I'd tell her that these were not the halcyon days or the times when she was having the most fun. No, I'd tell her that it was okay to feel disgusted at how much drunkenness, sexism and disregard for the privacy of others was openly celebrated as accepted college culture and that she should try to make friends with some of the Malaysian students. Yes, they kept to themselves, but wouldn't you, in a new country with horrible food and even more horribly-behaved neanderthal students?
As she hid in the library, struggling often to even understand the meaning of the essay questions set by disinterested and dysfunctional lecturers, I'd give her a quick hug and assure her that a Pass mark would be fine; no-one outside of North Terrace and Victoria Drive would give a Fat Rat's Clacker about the Prehistoric World View or Roman Art and Archaeology as interpreted by an eighteen year old and that sex would be infinitely better than anything furtively done in a single bed in the KMB building with shouting and laughing students on the other side of the door....
Katherine Read would no doubt be a bit perturbed to see the wrinklier, daggier and less-repressed version of herself offering advice, but I'd also assure her that most of the Lincoln students that she thought didn't like her or weren't interested in her had their own issues of inferiority, nervousness and ineptitudes to worry about and would mostly mature into decent and generous people worth knowing.

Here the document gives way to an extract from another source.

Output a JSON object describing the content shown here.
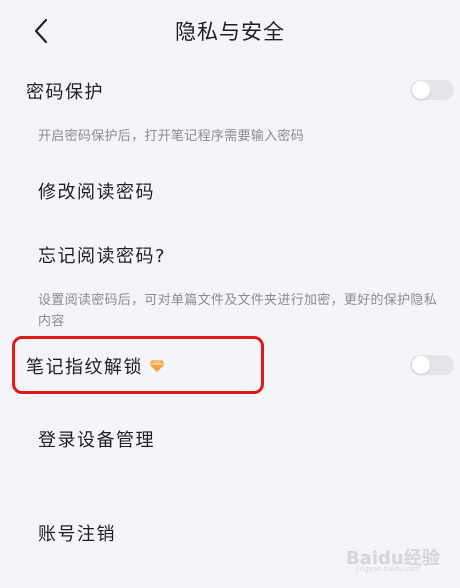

I'd tell her that she too needed to take risks. To start smiling or talking first; put a silly comment out there and see if it catches. To go to a party on her own; travel overseas on her own; find her strengths on her own.
Katherine wouldn't be given a look into a crystal ball, but she might have got a hint that her happiest times would be sitting across from Love Chunks on their first date; seeing the tears in his eyes when their baby was born and feeling the warm of his back against hers on a winter's night. Glimpsing Sapphire at the school gate, hearing her chatter and kissing her forehead before going to bed. Laughing with the physio just this morning as one of the roof tiles was removed and a tradie's head popped into view: "Oh, sorry ladies. Good thing it wasn't a pap smear, eh?"
Still, a year after Miss Read finished uni and was finding her way in the corporate world, she accompanied a friend to The Waite Ball; a fairly raucous event frequented by rowdy B&S and agriculture students. Dressed in her finest, she heard - and then saw - one of the Lincoln Cool Group Guys. "HEY! Rob's sister!"
Quick as a whip she yelled back, "HEY! DICKHEAD!"
She was finally on her way.